Meanwhile, Goga, remained in Moscow. He lived there first with one family, then another. Entered the Institute of Gas and Oil. He attended school for one year, later on the faculty was sent to the area near Moscow. They had mobilization/military training for students.  The meningitis epidemics broke out and over hundred young people died. Goga was buried there.

Roza was in the camp for almost ten years. And where was she supposed to go after she was released? Her family was gone. Maya was in Voronezh. Roza was not allowed to travel anywhere, only to the place of her birth.  She wrote to my papa in Riga and arrived to her hometown Riga in 1947. She had no permission to stay…

Aelita: Not in any big cities.

Luba: Nowhere. But first, when she arrived — it was a terribly small room, such a tiny room…

Aelita: There was only room for one single bed.

Luba: And a tiny table. And then we lived — it was the mezzanine. Semi-basement apartment. Maya was still in Voronezh attending medical school. Whenever there was a knock on the door, Rose was hiding in the closet. Because otherwise she would have been arrested. Dad would have been arrested too. And they would throw us all out onto the street. Then Maya arrived. She transferred to a medical school in Riga. And I’ll never forget, how there was a tiny bed there, and the two of them slept on it. It was less than children’s room. As may be a crib like this. Terrible conditions.

Aelita: But she was always in a good mood.

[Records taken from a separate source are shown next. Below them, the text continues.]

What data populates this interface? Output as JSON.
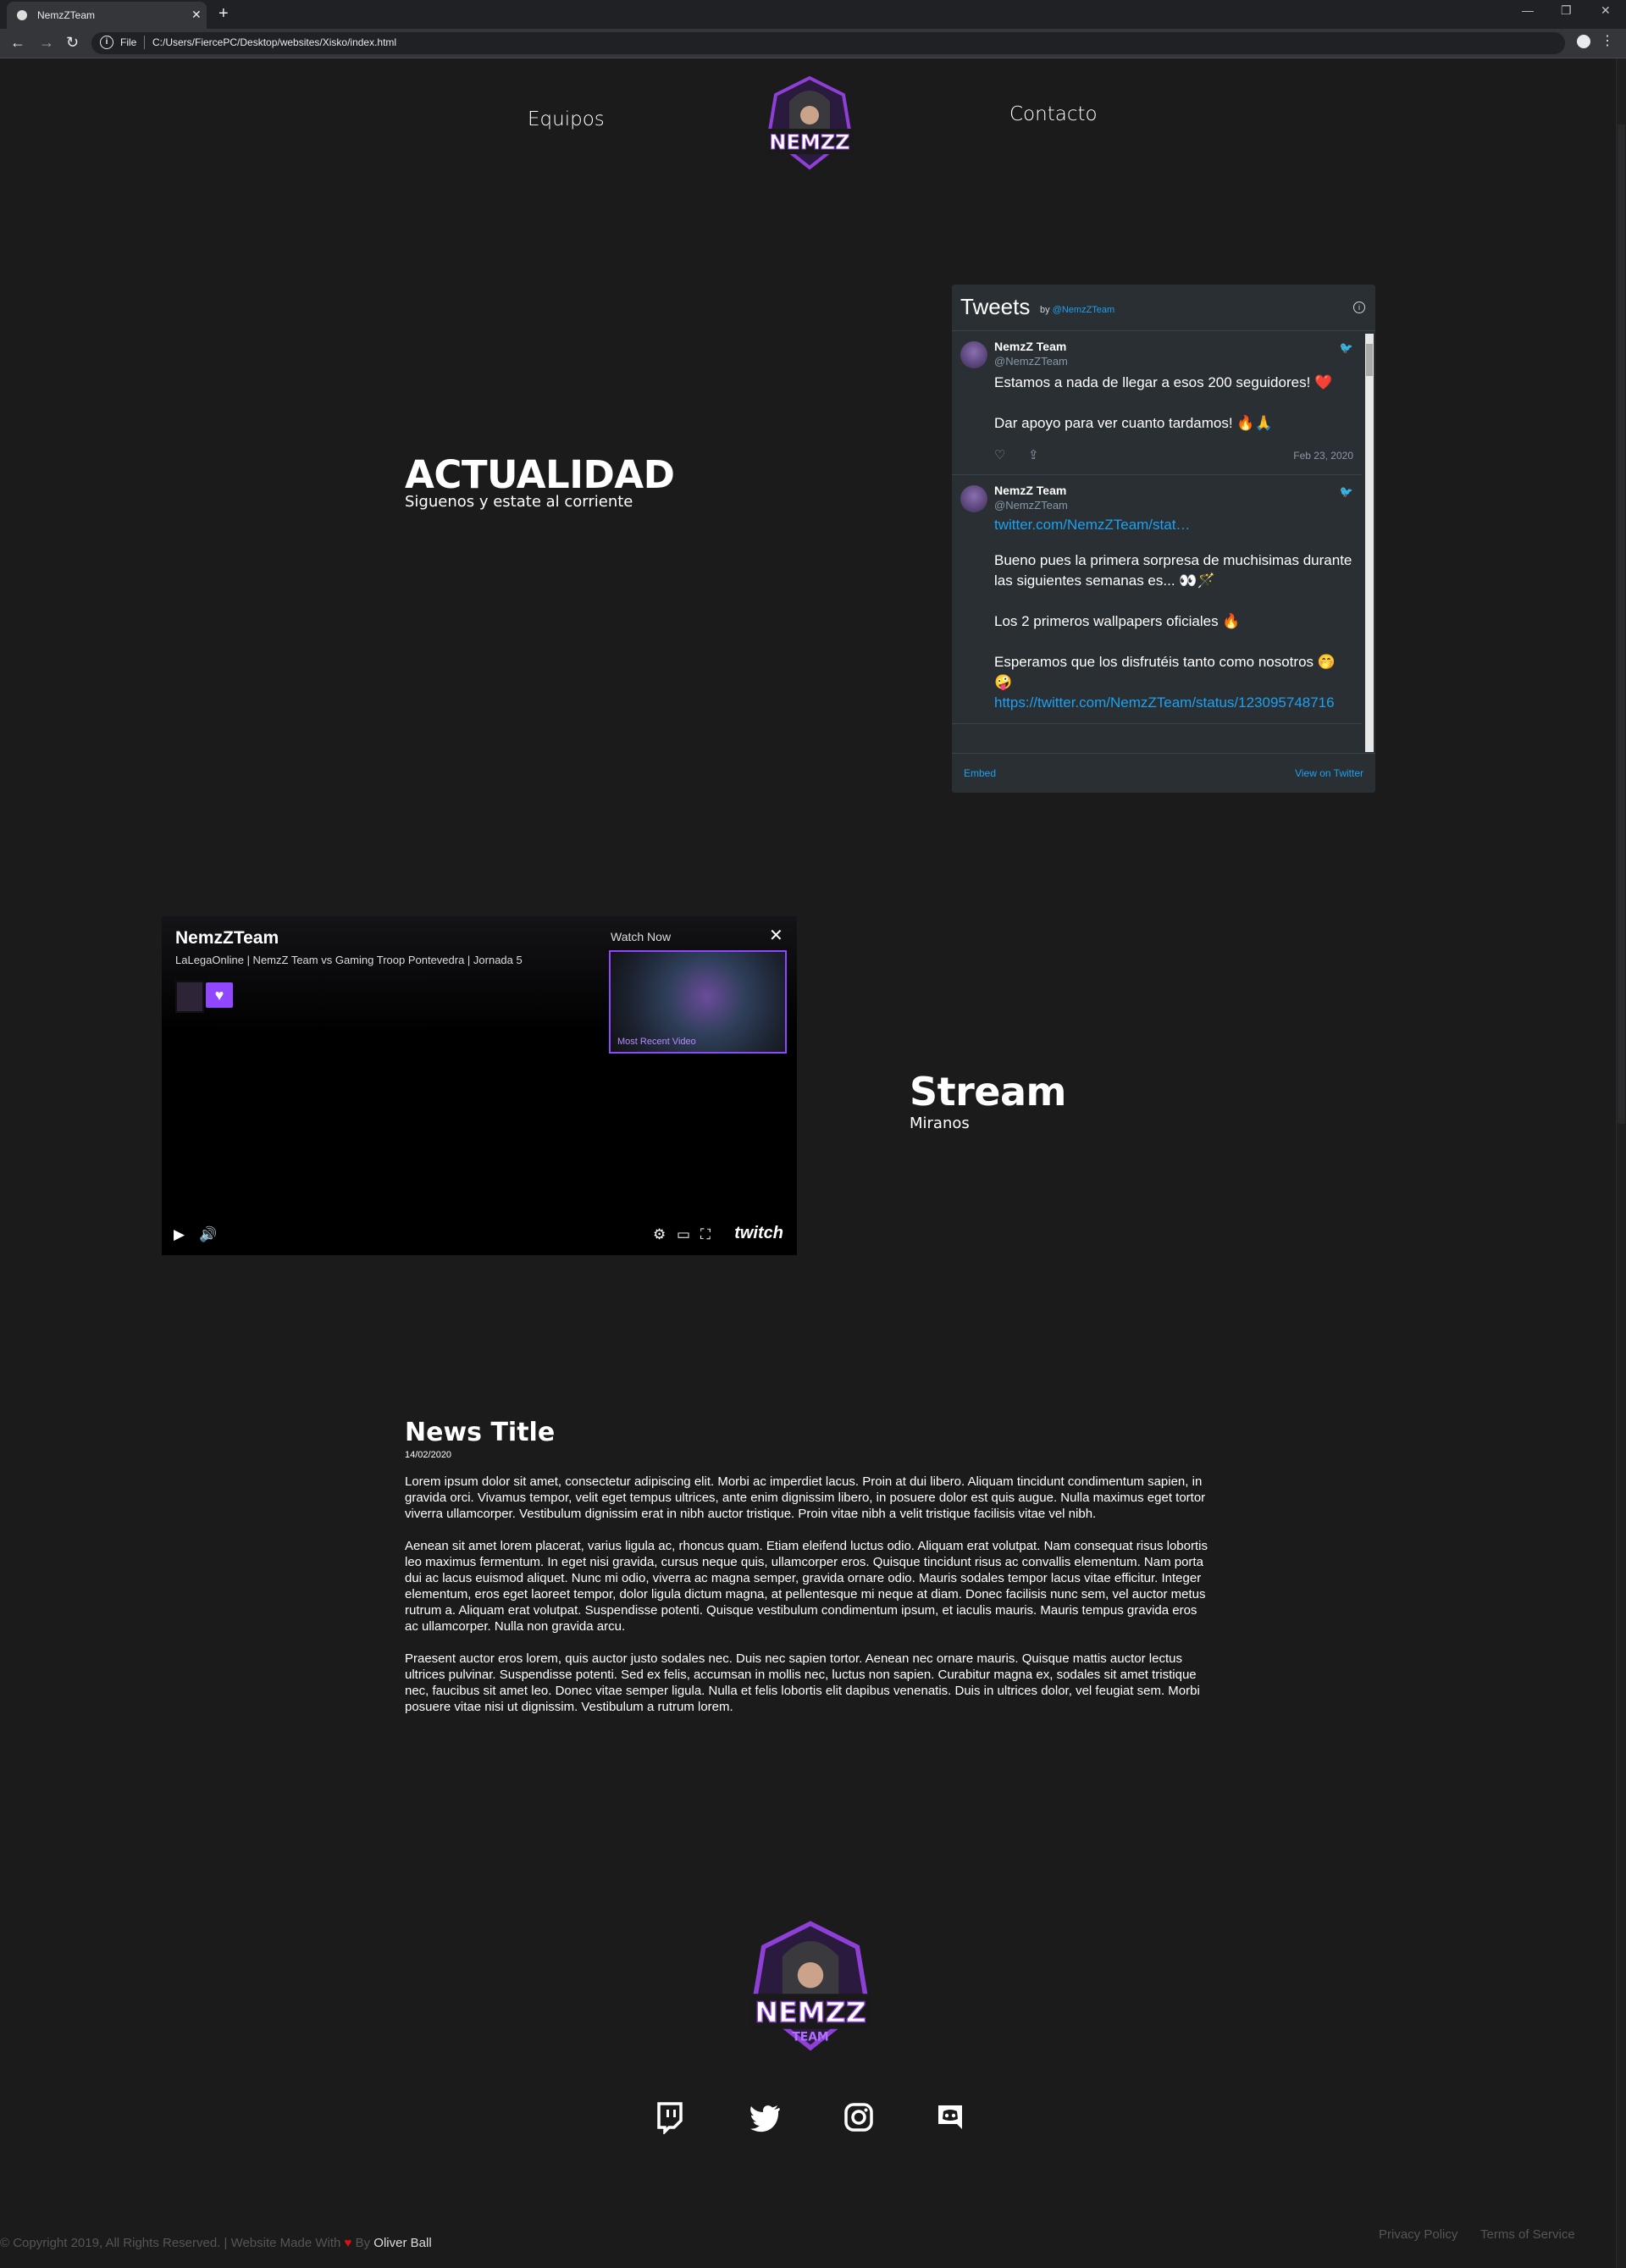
{
  "browser": {
    "tab_title": "NemzZTeam",
    "tab_close": "✕",
    "new_tab": "+",
    "scheme": "File",
    "url": "C:/Users/FiercePC/Desktop/websites/Xisko/index.html",
    "star": "☆",
    "back": "←",
    "forward": "→",
    "reload": "↻",
    "minimize": "—",
    "restore": "❐",
    "close": "✕",
    "menu": "⋮",
    "info": "i"
  },
  "nav": {
    "left_link": "Equipos",
    "right_link": "Contacto"
  },
  "logo": {
    "text": "NEMZZ",
    "sub": "TEAM"
  },
  "actualidad": {
    "title": "ACTUALIDAD",
    "subtitle": "Siguenos y estate al corriente"
  },
  "twitter_widget": {
    "title": "Tweets",
    "by_label": "by",
    "by_handle": "@NemzZTeam",
    "info": "i",
    "embed": "Embed",
    "view_on_twitter": "View on Twitter",
    "tweets": [
      {
        "name": "NemzZ Team",
        "handle": "@NemzZTeam",
        "text": "Estamos a nada de llegar a esos 200 seguidores! ❤️\n\nDar apoyo para ver cuanto tardamos! 🔥🙏",
        "date": "Feb 23, 2020"
      },
      {
        "name": "NemzZ Team",
        "handle": "@NemzZTeam",
        "link": "twitter.com/NemzZTeam/stat…",
        "text": "Bueno pues la primera sorpresa de muchisimas durante las siguientes semanas es... 👀🪄\n\nLos 2 primeros wallpapers oficiales 🔥\n\nEsperamos que los disfrutéis tanto como nosotros 🤭🤪",
        "link2": "https://twitter.com/NemzZTeam/status/123095748716"
      }
    ]
  },
  "stream": {
    "title": "Stream",
    "subtitle": "Miranos"
  },
  "player": {
    "channel": "NemzZTeam",
    "video_title": "LaLegaOnline | NemzZ Team vs Gaming Troop Pontevedra | Jornada 5",
    "watch_now": "Watch Now",
    "most_recent": "Most Recent Video",
    "close": "✕",
    "brand": "twitch",
    "follow_icon": "♥",
    "controls": {
      "play": "▶",
      "volume": "🔊",
      "settings": "⚙",
      "cast": "▭",
      "fullscreen": "⛶"
    }
  },
  "news": {
    "title": "News Title",
    "date": "14/02/2020",
    "paragraphs": [
      "Lorem ipsum dolor sit amet, consectetur adipiscing elit. Morbi ac imperdiet lacus. Proin at dui libero. Aliquam tincidunt condimentum sapien, in gravida orci. Vivamus tempor, velit eget tempus ultrices, ante enim dignissim libero, in posuere dolor est quis augue. Nulla maximus eget tortor viverra ullamcorper. Vestibulum dignissim erat in nibh auctor tristique. Proin vitae nibh a velit tristique facilisis vitae vel nibh.",
      "Aenean sit amet lorem placerat, varius ligula ac, rhoncus quam. Etiam eleifend luctus odio. Aliquam erat volutpat. Nam consequat risus lobortis leo maximus fermentum. In eget nisi gravida, cursus neque quis, ullamcorper eros. Quisque tincidunt risus ac convallis elementum. Nam porta dui ac lacus euismod aliquet. Nunc mi odio, viverra ac magna semper, gravida ornare odio. Mauris sodales tempor lacus vitae efficitur. Integer elementum, eros eget laoreet tempor, dolor ligula dictum magna, at pellentesque mi neque at diam. Donec facilisis nunc sem, vel auctor metus rutrum a. Aliquam erat volutpat. Suspendisse potenti. Quisque vestibulum condimentum ipsum, et iaculis mauris. Mauris tempus gravida eros ac ullamcorper. Nulla non gravida arcu.",
      "Praesent auctor eros lorem, quis auctor justo sodales nec. Duis nec sapien tortor. Aenean nec ornare mauris. Quisque mattis auctor lectus ultrices pulvinar. Suspendisse potenti. Sed ex felis, accumsan in mollis nec, luctus non sapien. Curabitur magna ex, sodales sit amet tristique nec, faucibus sit amet leo. Donec vitae semper ligula. Nulla et felis lobortis elit dapibus venenatis. Duis in ultrices dolor, vel feugiat sem. Morbi posuere vitae nisi ut dignissim. Vestibulum a rutrum lorem."
    ]
  },
  "footer": {
    "copyright_prefix": "© Copyright 2019, All Rights Reserved. | Website Made With",
    "heart": "♥",
    "by": "By",
    "author": "Oliver Ball",
    "privacy": "Privacy Policy",
    "terms": "Terms of Service",
    "social": [
      "twitch-icon",
      "twitter-icon",
      "instagram-icon",
      "discord-icon"
    ]
  },
  "colors": {
    "background": "#1b1b1c",
    "twitch_purple": "#9147ff",
    "twitter_blue": "#1da1f2",
    "widget_bg": "#292f33"
  }
}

Luba: Maya?

Aelita: Roza

Luba: Yes, always. So she always sat there. I even have photos somewhere — here she is also sitting. That’s how she sat, and that’s how she swayed. And not even once she said anything bad about the terrible experience she endured.

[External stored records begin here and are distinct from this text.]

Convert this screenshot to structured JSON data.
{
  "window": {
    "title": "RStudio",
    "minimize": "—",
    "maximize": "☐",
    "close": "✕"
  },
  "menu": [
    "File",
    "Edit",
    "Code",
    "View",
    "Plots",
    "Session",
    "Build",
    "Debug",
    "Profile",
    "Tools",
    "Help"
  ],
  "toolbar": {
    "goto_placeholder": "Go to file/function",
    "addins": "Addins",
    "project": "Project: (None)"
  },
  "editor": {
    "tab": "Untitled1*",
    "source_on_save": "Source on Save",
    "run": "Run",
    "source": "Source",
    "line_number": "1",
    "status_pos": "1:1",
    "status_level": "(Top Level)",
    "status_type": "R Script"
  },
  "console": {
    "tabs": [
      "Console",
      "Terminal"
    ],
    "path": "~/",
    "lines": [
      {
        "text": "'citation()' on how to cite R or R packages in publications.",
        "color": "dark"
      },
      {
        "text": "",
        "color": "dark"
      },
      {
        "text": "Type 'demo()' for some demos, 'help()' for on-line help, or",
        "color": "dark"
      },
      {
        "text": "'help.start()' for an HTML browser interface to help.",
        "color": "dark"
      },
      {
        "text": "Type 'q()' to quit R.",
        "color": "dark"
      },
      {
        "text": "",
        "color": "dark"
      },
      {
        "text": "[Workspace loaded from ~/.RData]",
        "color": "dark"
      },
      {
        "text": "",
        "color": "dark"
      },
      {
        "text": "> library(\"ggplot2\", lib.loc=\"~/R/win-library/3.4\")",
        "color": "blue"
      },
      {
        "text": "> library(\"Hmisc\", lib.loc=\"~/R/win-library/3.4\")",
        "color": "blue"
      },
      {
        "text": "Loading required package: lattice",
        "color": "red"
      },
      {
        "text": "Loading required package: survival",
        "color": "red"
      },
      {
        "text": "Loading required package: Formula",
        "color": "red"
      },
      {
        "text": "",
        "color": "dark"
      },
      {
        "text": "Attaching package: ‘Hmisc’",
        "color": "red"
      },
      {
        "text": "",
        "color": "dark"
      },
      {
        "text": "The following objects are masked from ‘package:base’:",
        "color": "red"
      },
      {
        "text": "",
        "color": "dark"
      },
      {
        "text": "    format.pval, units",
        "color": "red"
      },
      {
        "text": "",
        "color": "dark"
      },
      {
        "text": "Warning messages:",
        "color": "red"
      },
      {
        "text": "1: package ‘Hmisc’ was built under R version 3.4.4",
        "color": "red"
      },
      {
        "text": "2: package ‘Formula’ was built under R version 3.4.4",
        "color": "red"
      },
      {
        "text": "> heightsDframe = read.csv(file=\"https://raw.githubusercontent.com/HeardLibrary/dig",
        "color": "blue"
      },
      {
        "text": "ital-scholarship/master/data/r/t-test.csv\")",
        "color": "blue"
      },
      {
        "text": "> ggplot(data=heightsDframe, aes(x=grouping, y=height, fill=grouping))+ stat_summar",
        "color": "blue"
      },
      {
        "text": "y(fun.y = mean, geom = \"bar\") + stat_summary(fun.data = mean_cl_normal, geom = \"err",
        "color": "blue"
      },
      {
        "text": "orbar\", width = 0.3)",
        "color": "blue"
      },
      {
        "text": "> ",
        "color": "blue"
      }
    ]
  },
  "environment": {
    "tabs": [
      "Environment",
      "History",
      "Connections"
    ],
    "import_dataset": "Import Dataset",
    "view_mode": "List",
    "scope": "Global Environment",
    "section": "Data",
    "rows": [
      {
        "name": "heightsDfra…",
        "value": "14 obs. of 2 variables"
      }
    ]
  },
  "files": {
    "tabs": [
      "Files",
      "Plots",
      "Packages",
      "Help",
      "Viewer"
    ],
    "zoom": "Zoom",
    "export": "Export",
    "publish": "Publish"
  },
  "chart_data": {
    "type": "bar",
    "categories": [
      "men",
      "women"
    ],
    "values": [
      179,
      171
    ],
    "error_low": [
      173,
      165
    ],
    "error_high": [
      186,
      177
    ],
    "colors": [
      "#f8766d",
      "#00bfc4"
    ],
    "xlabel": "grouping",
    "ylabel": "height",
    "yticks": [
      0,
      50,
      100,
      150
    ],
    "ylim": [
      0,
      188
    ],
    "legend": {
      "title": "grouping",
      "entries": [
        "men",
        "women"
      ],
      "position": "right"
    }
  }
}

Aelita: I remember later, in the 50s, after Stalin’s death, when she was rehabilitated…

Luba: In 1956.

Aelita: I remember that she lived with us. She was involved in my upbringing because mom and dad worked. And these years are among the happiest years of my life. Because everything was a game. She knew poetry of Samuil Marshak by heart, she knew Pushkin by heart. We had a game component in everything. I had a doll who slept in a small crib. One day I came and said: “Aunt Rose, my doll seems to have peed itself…”. And this was her who poured some water into the crib on purpose. And Aunt Roza answers: “No, no, she didn’t wet herself. She wouldn’t do that. It seems to me that it was raining very heavily outside…” Then we had a wall newspaper, she wrote poems:

Sloppy Lyuba’s fur coats lived poorly,

Dirty, shaggy fur coats cried bitterly…

Luba: And then more:

Lyuba’s teeth hurt so badly all day long,

But due to being a timid mouse,

she is afraid to visit dentist.

Aelita: And she hasn’t worked for many years. I remember when I hugged her, I told her: “Aunt Roza, you smell like a dentist’s office.” She laughed: “What are you, Allochka, I haven’t worked for so many years…” Overall, the best memories remained. She loved dad very much. And she always said: “Benno, I’ll go to the other side of the world with you or wherever you go.» And I remember, already in sixty-five, a letter arrived, that Mukherjee Abani estate left a large inheritance for his wife Roza. And I remember this one talk. We were sitting in our dining room, and dad said: “Roza, please, let me go with you.” — “You are owed and you deserve this money…” She thought for a long time and said: “You know Benno, I won’t go. I don’t need this money. Let this money go to the people, who are in need, who are hungry.” In general, this is how she was. And you know, until the last minute she believed that her worldview was correct. That the Communist party is not to blame for her tragic fate, but rather it was due to cruelty of others.

Luba: It’s interesting that dad kept a magazine from 1967 — “New Time”, where there is article about Roza and Abani. And then, when she was rehabilitated, I will never forget, he asked her: “So, after your husband was killed, your son died, and you suffered — do you still believe that your Stalin was right?”

Her answer was… I still get chills when I talk about it: “He was not guilty. It wasn’t him, it was Lavrentiy Beria…”